■ **Exercise goal**:
Pull every line holding the string "PROFIT" from the records below.
Segment Open
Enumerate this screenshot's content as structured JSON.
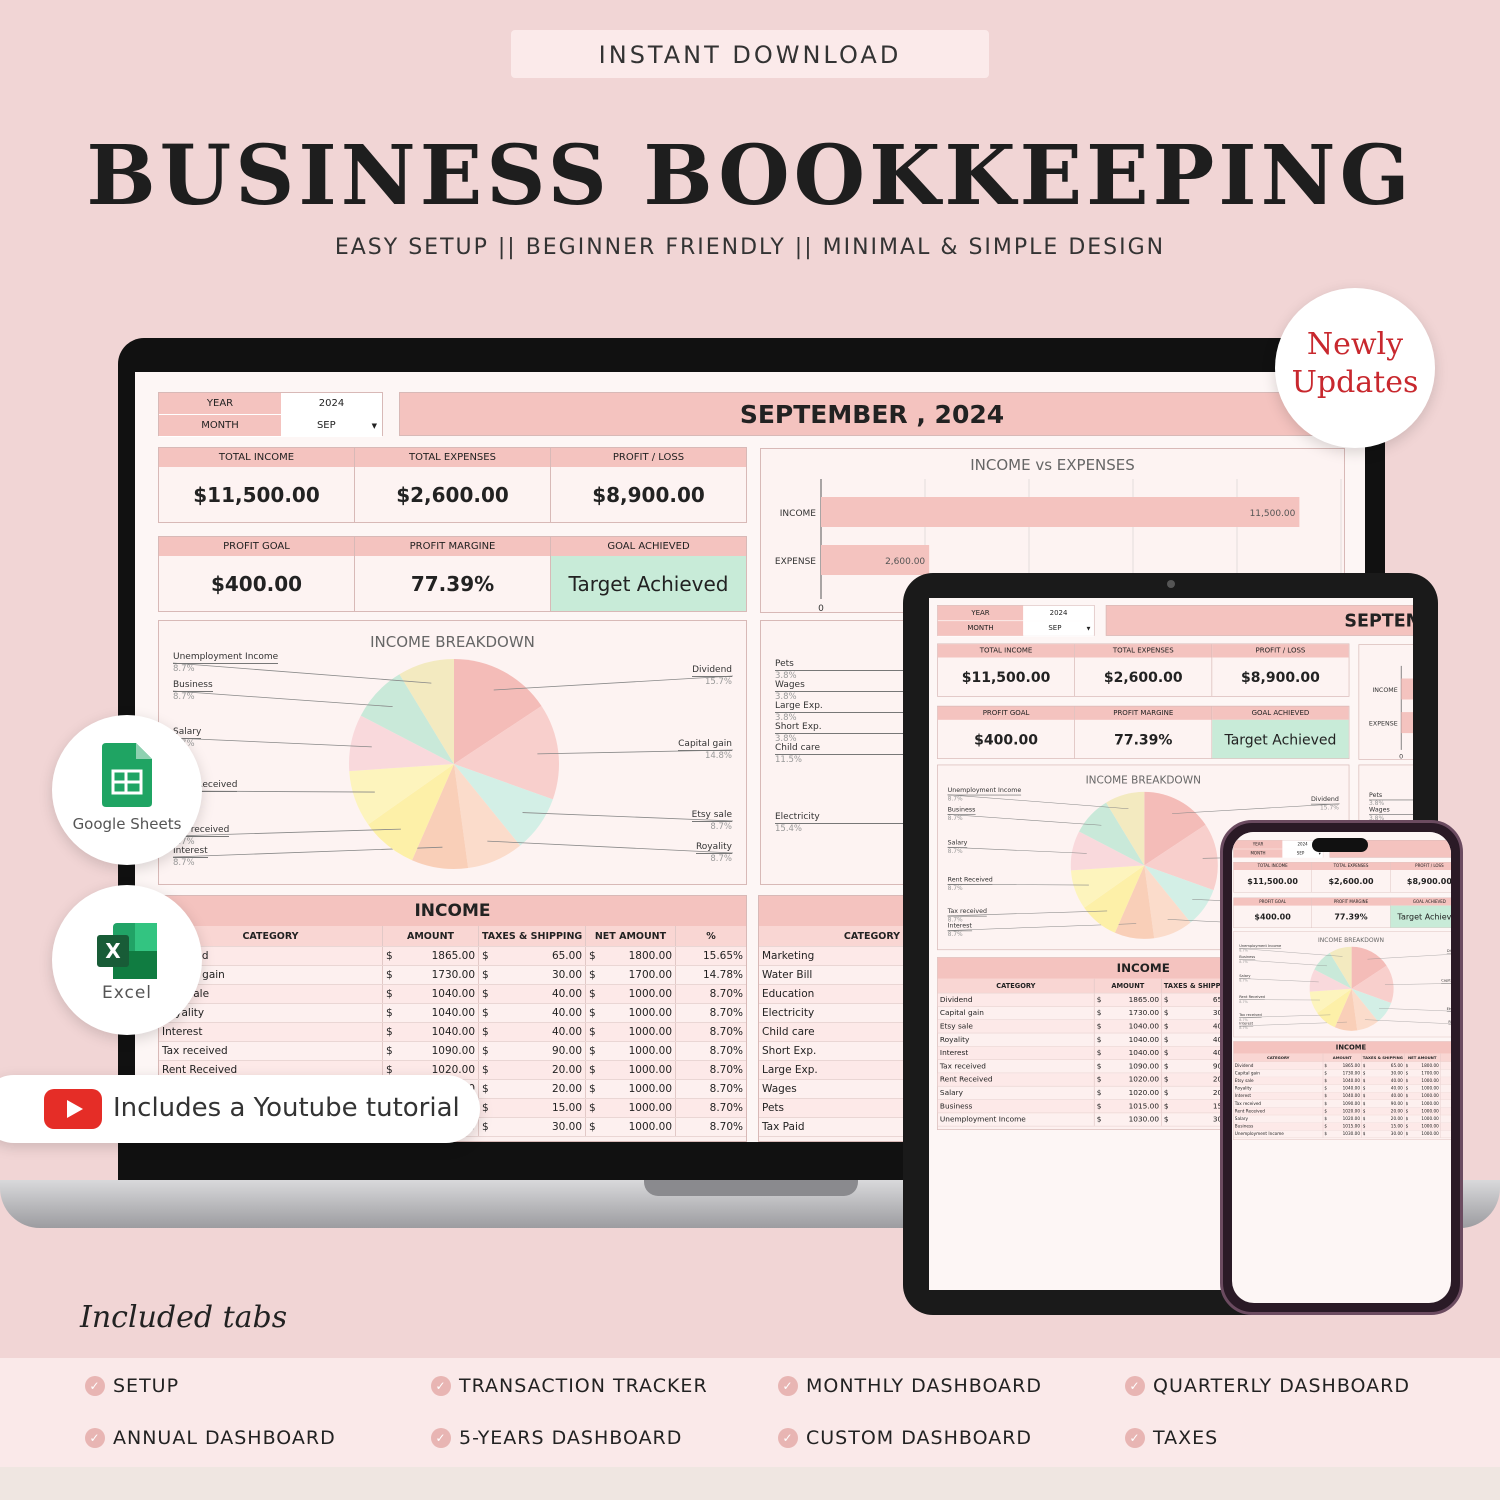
{
  "header": {
    "badge": "INSTANT  DOWNLOAD",
    "title": "BUSINESS  BOOKKEEPING",
    "subtitle": "EASY SETUP || BEGINNER FRIENDLY || MINIMAL & SIMPLE DESIGN"
  },
  "badges": {
    "newly": "Newly",
    "updates": "Updates",
    "google_sheets": "Google Sheets",
    "excel": "Excel",
    "youtube": "Includes a Youtube tutorial"
  },
  "dashboard": {
    "year_label": "YEAR",
    "year": "2024",
    "month_label": "MONTH",
    "month": "SEP",
    "title": "SEPTEMBER , 2024",
    "kpis": [
      {
        "label": "TOTAL INCOME",
        "value": "$11,500.00"
      },
      {
        "label": "TOTAL  EXPENSES",
        "value": "$2,600.00"
      },
      {
        "label": "PROFIT / LOSS",
        "value": "$8,900.00"
      },
      {
        "label": "PROFIT GOAL",
        "value": "$400.00"
      },
      {
        "label": "PROFIT MARGINE",
        "value": "77.39%"
      },
      {
        "label": "GOAL ACHIEVED",
        "value": "Target Achieved"
      }
    ],
    "colors": {
      "accent": "#f4c3bf",
      "achieved": "#c8ebd8",
      "background": "#f1d5d5"
    }
  },
  "chart_data": [
    {
      "type": "bar",
      "title": "INCOME vs EXPENSES",
      "orientation": "horizontal",
      "categories": [
        "INCOME",
        "EXPENSE"
      ],
      "values": [
        11500,
        2600
      ],
      "data_labels": [
        "11,500.00",
        "2,600.00"
      ],
      "xlim": [
        0,
        12500
      ],
      "x_tick_labels": [
        "0"
      ],
      "grid": true,
      "color": "#f4c3bf"
    },
    {
      "type": "pie",
      "title": "INCOME BREAKDOWN",
      "labels": [
        "Dividend",
        "Capital gain",
        "Etsy sale",
        "Royality",
        "Interest",
        "Tax received",
        "Rent Received",
        "Salary",
        "Business",
        "Unemployment Income"
      ],
      "values": [
        15.7,
        14.8,
        8.7,
        8.7,
        8.7,
        8.7,
        8.7,
        8.7,
        8.7,
        8.7
      ],
      "pct_labels": [
        "15.7%",
        "14.8%",
        "8.7%",
        "8.7%",
        "8.7%",
        "8.7%",
        "8.7%",
        "8.7%",
        "8.7%",
        "8.7%"
      ],
      "colors": [
        "#f4bcb8",
        "#f8cfcc",
        "#d3efe6",
        "#fbdccb",
        "#f9cfb8",
        "#fdf0a8",
        "#fdf4bd",
        "#f9d9dc",
        "#c9e9d9",
        "#f3eac0"
      ]
    },
    {
      "type": "pie",
      "title": "",
      "labels": [
        "Pets",
        "Wages",
        "Large Exp.",
        "Short Exp.",
        "Child care",
        "Electricity"
      ],
      "pct_labels": [
        "3.8%",
        "3.8%",
        "3.8%",
        "3.8%",
        "11.5%",
        "15.4%"
      ]
    }
  ],
  "income_table": {
    "title": "INCOME",
    "columns": [
      "CATEGORY",
      "AMOUNT",
      "TAXES & SHIPPING",
      "NET AMOUNT",
      "%"
    ],
    "currency": "$",
    "rows": [
      {
        "category": "Dividend",
        "amount": "1865.00",
        "taxes": "65.00",
        "net": "1800.00",
        "pct": "15.65%"
      },
      {
        "category": "Capital gain",
        "amount": "1730.00",
        "taxes": "30.00",
        "net": "1700.00",
        "pct": "14.78%"
      },
      {
        "category": "Etsy sale",
        "amount": "1040.00",
        "taxes": "40.00",
        "net": "1000.00",
        "pct": "8.70%"
      },
      {
        "category": "Royality",
        "amount": "1040.00",
        "taxes": "40.00",
        "net": "1000.00",
        "pct": "8.70%"
      },
      {
        "category": "Interest",
        "amount": "1040.00",
        "taxes": "40.00",
        "net": "1000.00",
        "pct": "8.70%"
      },
      {
        "category": "Tax received",
        "amount": "1090.00",
        "taxes": "90.00",
        "net": "1000.00",
        "pct": "8.70%"
      },
      {
        "category": "Rent Received",
        "amount": "1020.00",
        "taxes": "20.00",
        "net": "1000.00",
        "pct": "8.70%"
      },
      {
        "category": "Salary",
        "amount": "1020.00",
        "taxes": "20.00",
        "net": "1000.00",
        "pct": "8.70%"
      },
      {
        "category": "Business",
        "amount": "1015.00",
        "taxes": "15.00",
        "net": "1000.00",
        "pct": "8.70%"
      },
      {
        "category": "Unemployment Income",
        "amount": "1030.00",
        "taxes": "30.00",
        "net": "1000.00",
        "pct": "8.70%"
      }
    ]
  },
  "expense_table": {
    "column": "CATEGORY",
    "rows": [
      "Marketing",
      "Water Bill",
      "Education",
      "Electricity",
      "Child care",
      "Short Exp.",
      "Large Exp.",
      "Wages",
      "Pets",
      "Tax Paid"
    ]
  },
  "included": {
    "heading": "Included tabs",
    "tabs": [
      "SETUP",
      "TRANSACTION TRACKER",
      "MONTHLY DASHBOARD",
      "QUARTERLY DASHBOARD",
      "ANNUAL DASHBOARD",
      "5-YEARS DASHBOARD",
      "CUSTOM DASHBOARD",
      "TAXES"
    ]
  }
}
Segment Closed
■ **Task solution**:
        "label": "PROFIT / LOSS",
        "label": "PROFIT GOAL",
        "label": "PROFIT MARGINE",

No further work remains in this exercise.